A 27-year old Serbian immigrant in Indiana stole $70,000 in merchandise from a Lowe’s store by creating fake bar code stickers for low priced items and sticking them on high priced items. He’d pay the lower price, then either return them and get the higher price, or sell them on eBay. Branko Nenadic, who’d been in this country for almost 10 years, pulled off this scam in about 100 stores in a dozen states.
He was caught. His penalty? Fifteen months in jail, and possible deportation.
He obviously wasn’t thinking about the risks he was taking versus the rewards he was getting. He only stole an average of $7,000 a year, and may be deported as a result.
If only he had thought big, like this ring of crooks in Ohio.
Tommy Joe Tidwell, 35, led a group that stole merchandise by altering UPC labels. He and three others replaced the codes with labels printed on his home computer. They put the labels on products in stores in five different states, bought them for a cheaper price and sold them on eBay. But in their case, they made over $1 million in one year.
Online, Mr. Tidwell looked like a successful eBay merchant with glowing scores, selling brand-new products at good prices. He was caught when a detective in Ohio got a tip from a suspicious eBay customer about an item that still had price tags attached from a local store. That led to eBay releasing files to the police, local retailers being alerted about the scam, and an employee at KMart recognizing Mr. Tidwell, who fled on foot and was arrested at a White Castle burger joint.

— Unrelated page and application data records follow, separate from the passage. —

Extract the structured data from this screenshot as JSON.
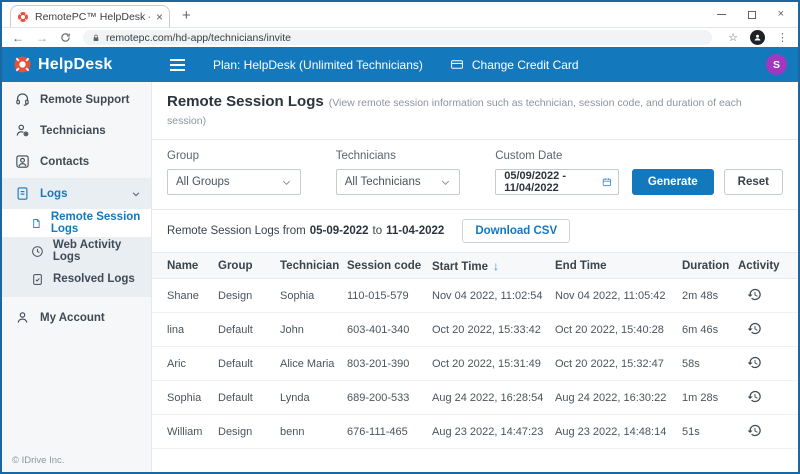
{
  "browser": {
    "tab_title": "RemotePC™ HelpDesk - Remote",
    "url": "remotepc.com/hd-app/technicians/invite"
  },
  "header": {
    "logo_text": "HelpDesk",
    "plan_label": "Plan: HelpDesk (Unlimited Technicians)",
    "change_credit_card_label": "Change Credit Card",
    "avatar_initial": "S"
  },
  "sidebar": {
    "items": [
      {
        "label": "Remote Support"
      },
      {
        "label": "Technicians"
      },
      {
        "label": "Contacts"
      },
      {
        "label": "Logs",
        "children": [
          {
            "label": "Remote Session Logs",
            "active": true
          },
          {
            "label": "Web Activity Logs"
          },
          {
            "label": "Resolved Logs"
          }
        ]
      },
      {
        "label": "My Account"
      }
    ],
    "footer": "© IDrive Inc."
  },
  "page": {
    "title": "Remote Session Logs",
    "subtitle": "(View remote session information such as technician, session code, and duration of each session)"
  },
  "filters": {
    "group_label": "Group",
    "group_value": "All Groups",
    "technicians_label": "Technicians",
    "technicians_value": "All Technicians",
    "custom_date_label": "Custom Date",
    "custom_date_value": "05/09/2022 - 11/04/2022",
    "generate_label": "Generate",
    "reset_label": "Reset"
  },
  "summary": {
    "prefix": "Remote Session Logs from",
    "from_date": "05-09-2022",
    "to_word": "to",
    "to_date": "11-04-2022",
    "download_csv_label": "Download CSV"
  },
  "table": {
    "columns": [
      "Name",
      "Group",
      "Technician",
      "Session code",
      "Start Time",
      "End Time",
      "Duration",
      "Activity"
    ],
    "sorted_column": "Start Time",
    "sort_direction": "descending",
    "rows": [
      {
        "name": "Shane",
        "group": "Design",
        "technician": "Sophia",
        "session_code": "110-015-579",
        "start_time": "Nov 04 2022, 11:02:54",
        "end_time": "Nov 04 2022, 11:05:42",
        "duration": "2m 48s"
      },
      {
        "name": "lina",
        "group": "Default",
        "technician": "John",
        "session_code": "603-401-340",
        "start_time": "Oct 20 2022, 15:33:42",
        "end_time": "Oct 20 2022, 15:40:28",
        "duration": "6m 46s"
      },
      {
        "name": "Aric",
        "group": "Default",
        "technician": "Alice Maria",
        "session_code": "803-201-390",
        "start_time": "Oct 20 2022, 15:31:49",
        "end_time": "Oct 20 2022, 15:32:47",
        "duration": "58s"
      },
      {
        "name": "Sophia",
        "group": "Default",
        "technician": "Lynda",
        "session_code": "689-200-533",
        "start_time": "Aug 24 2022, 16:28:54",
        "end_time": "Aug 24 2022, 16:30:22",
        "duration": "1m 28s"
      },
      {
        "name": "William",
        "group": "Design",
        "technician": "benn",
        "session_code": "676-111-465",
        "start_time": "Aug 23 2022, 14:47:23",
        "end_time": "Aug 23 2022, 14:48:14",
        "duration": "51s"
      }
    ]
  },
  "colors": {
    "header_blue": "#1478bd",
    "accent_blue": "#2e8bd4",
    "logo_red": "#e8503a",
    "avatar_purple": "#a238c0",
    "sidebar_bg": "#f5f7f8",
    "logs_group_bg": "#e9eef2"
  }
}
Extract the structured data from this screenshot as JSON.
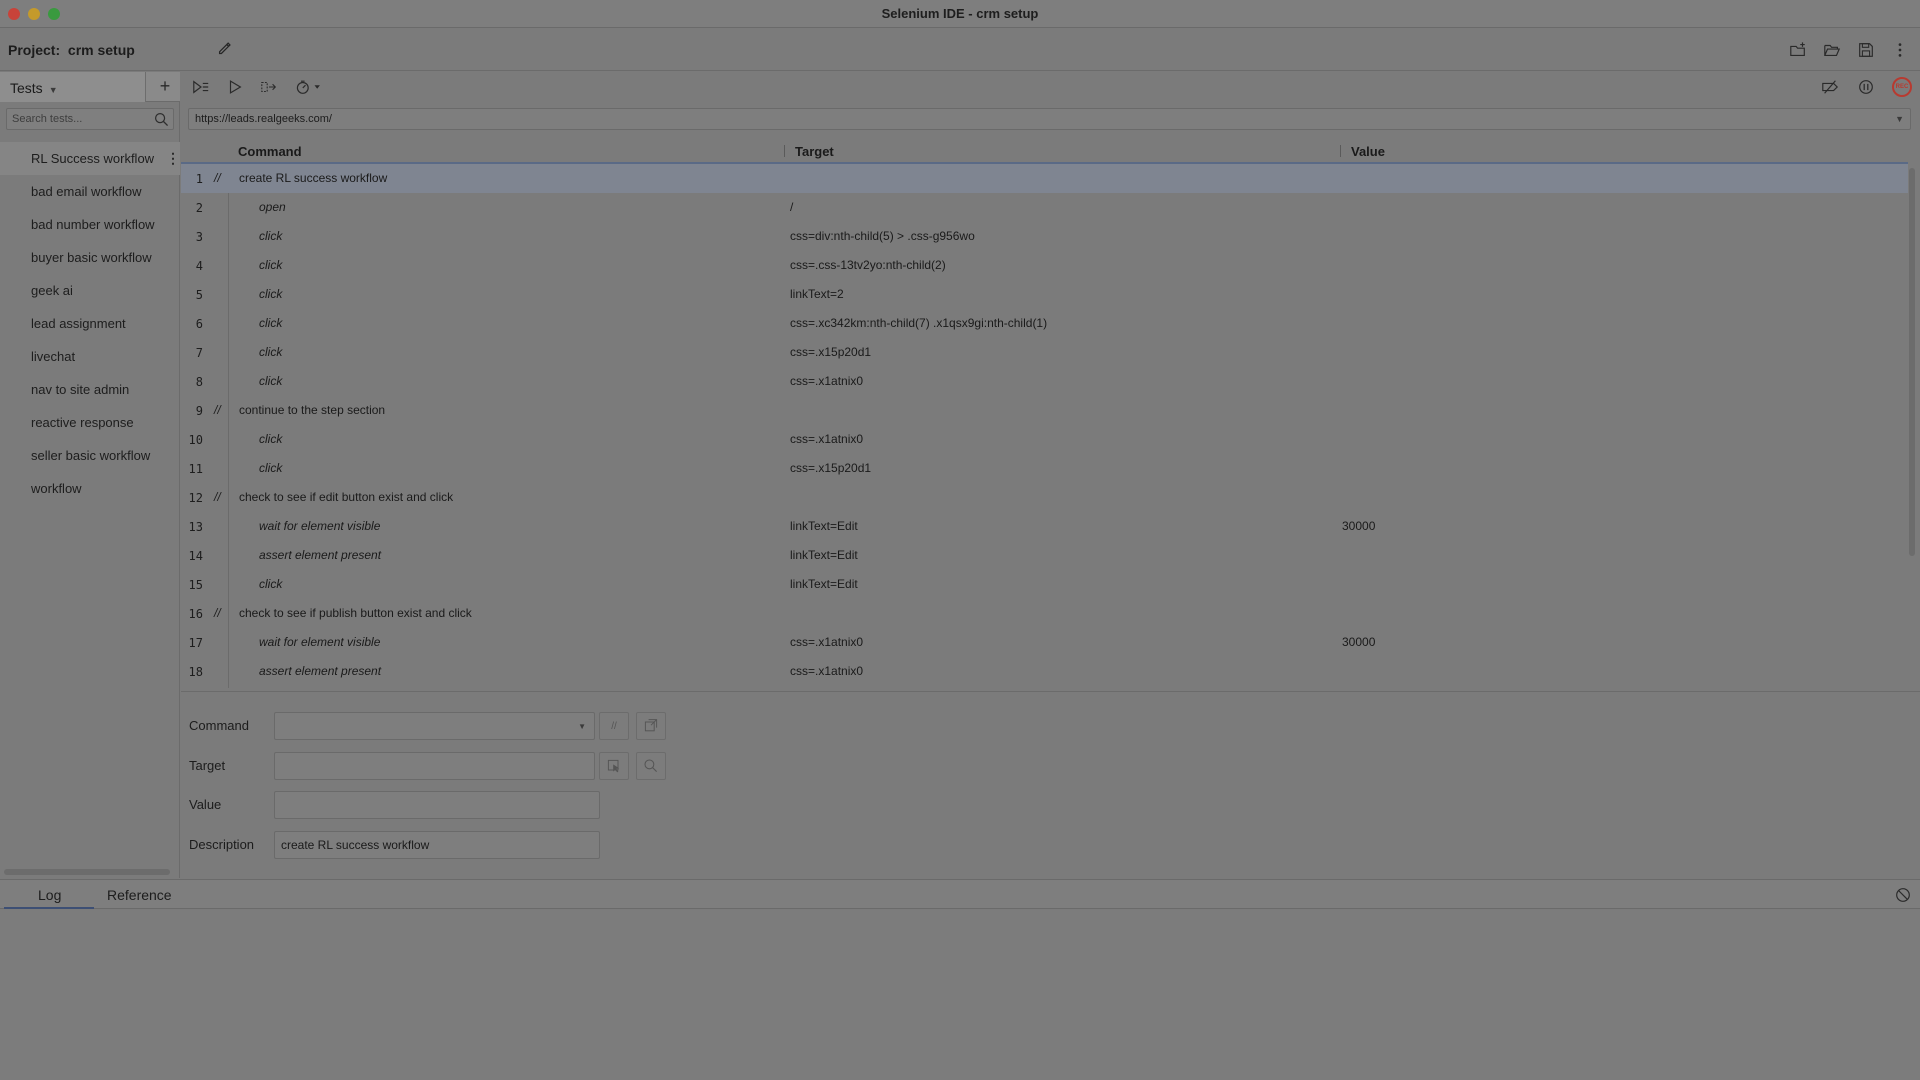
{
  "window": {
    "title": "Selenium IDE - crm setup"
  },
  "project": {
    "label": "Project:",
    "name": "crm setup"
  },
  "sidebar": {
    "tests_label": "Tests",
    "search_placeholder": "Search tests...",
    "tests": [
      "RL Success workflow",
      "bad email workflow",
      "bad number workflow",
      "buyer basic workflow",
      "geek ai",
      "lead assignment",
      "livechat",
      "nav to site admin",
      "reactive response",
      "seller basic workflow",
      "workflow"
    ]
  },
  "url": {
    "value": "https://leads.realgeeks.com/"
  },
  "table": {
    "headers": {
      "command": "Command",
      "target": "Target",
      "value": "Value"
    },
    "rows": [
      {
        "n": "1",
        "comment": true,
        "command": "create RL success workflow",
        "target": "",
        "value": ""
      },
      {
        "n": "2",
        "comment": false,
        "command": "open",
        "target": "/",
        "value": ""
      },
      {
        "n": "3",
        "comment": false,
        "command": "click",
        "target": "css=div:nth-child(5) > .css-g956wo",
        "value": ""
      },
      {
        "n": "4",
        "comment": false,
        "command": "click",
        "target": "css=.css-13tv2yo:nth-child(2)",
        "value": ""
      },
      {
        "n": "5",
        "comment": false,
        "command": "click",
        "target": "linkText=2",
        "value": ""
      },
      {
        "n": "6",
        "comment": false,
        "command": "click",
        "target": "css=.xc342km:nth-child(7) .x1qsx9gi:nth-child(1)",
        "value": ""
      },
      {
        "n": "7",
        "comment": false,
        "command": "click",
        "target": "css=.x15p20d1",
        "value": ""
      },
      {
        "n": "8",
        "comment": false,
        "command": "click",
        "target": "css=.x1atnix0",
        "value": ""
      },
      {
        "n": "9",
        "comment": true,
        "command": "continue to the step section",
        "target": "",
        "value": ""
      },
      {
        "n": "10",
        "comment": false,
        "command": "click",
        "target": "css=.x1atnix0",
        "value": ""
      },
      {
        "n": "11",
        "comment": false,
        "command": "click",
        "target": "css=.x15p20d1",
        "value": ""
      },
      {
        "n": "12",
        "comment": true,
        "command": "check to see if edit button exist and click",
        "target": "",
        "value": ""
      },
      {
        "n": "13",
        "comment": false,
        "command": "wait for element visible",
        "target": "linkText=Edit",
        "value": "30000"
      },
      {
        "n": "14",
        "comment": false,
        "command": "assert element present",
        "target": "linkText=Edit",
        "value": ""
      },
      {
        "n": "15",
        "comment": false,
        "command": "click",
        "target": "linkText=Edit",
        "value": ""
      },
      {
        "n": "16",
        "comment": true,
        "command": "check to see if publish button exist and click",
        "target": "",
        "value": ""
      },
      {
        "n": "17",
        "comment": false,
        "command": "wait for element visible",
        "target": "css=.x1atnix0",
        "value": "30000"
      },
      {
        "n": "18",
        "comment": false,
        "command": "assert element present",
        "target": "css=.x1atnix0",
        "value": ""
      }
    ],
    "comment_marker": "//"
  },
  "editor": {
    "command_label": "Command",
    "target_label": "Target",
    "value_label": "Value",
    "description_label": "Description",
    "command_value": "",
    "target_value": "",
    "value_value": "",
    "description_value": "create RL success workflow",
    "comment_toggle": "//"
  },
  "bottom": {
    "log_tab": "Log",
    "reference_tab": "Reference"
  },
  "toolbar": {
    "rec_label": "REC"
  },
  "colors": {
    "rec": "#b83a30",
    "selected_row": "#7f8591",
    "tab_underline": "#3d4f74"
  }
}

Mr. Tidwell was sentenced to 7 years in prison.
A bit lower on the scale of barcode crimes is Mr. Ashok Kumar Patel, aged 38, of Stoke-on-Trent, England. He used fake barcodes to save himself about $20 on four bottles of Listerine mouthwash.
He was jailed for 20 weeks.
Mr. Patel had previous convictions for dishonesty, fraud and forgery, and had only recently been released from jail.
His lawyer said Mr. Patel’s latest crime showed "a lack of sophistication."
– Man gets 15 months in scam targeting Lowe’s stores, Chicago Tribune>>
– Huber detective cracks scam – Breaks up ring of thieves who were putting low cost bar codes on costly merchandise, Dayton Daily News>>
– Dayton man admits role in $1M theft ring – Tommy Joe Tidwell placed fraudulent UPC codes on merchandise, then bought the items at a reduced price, Dayton Daily News>>
– Stoke conman loses appeal on supermarket barcode scam, Coventry Telegraph>>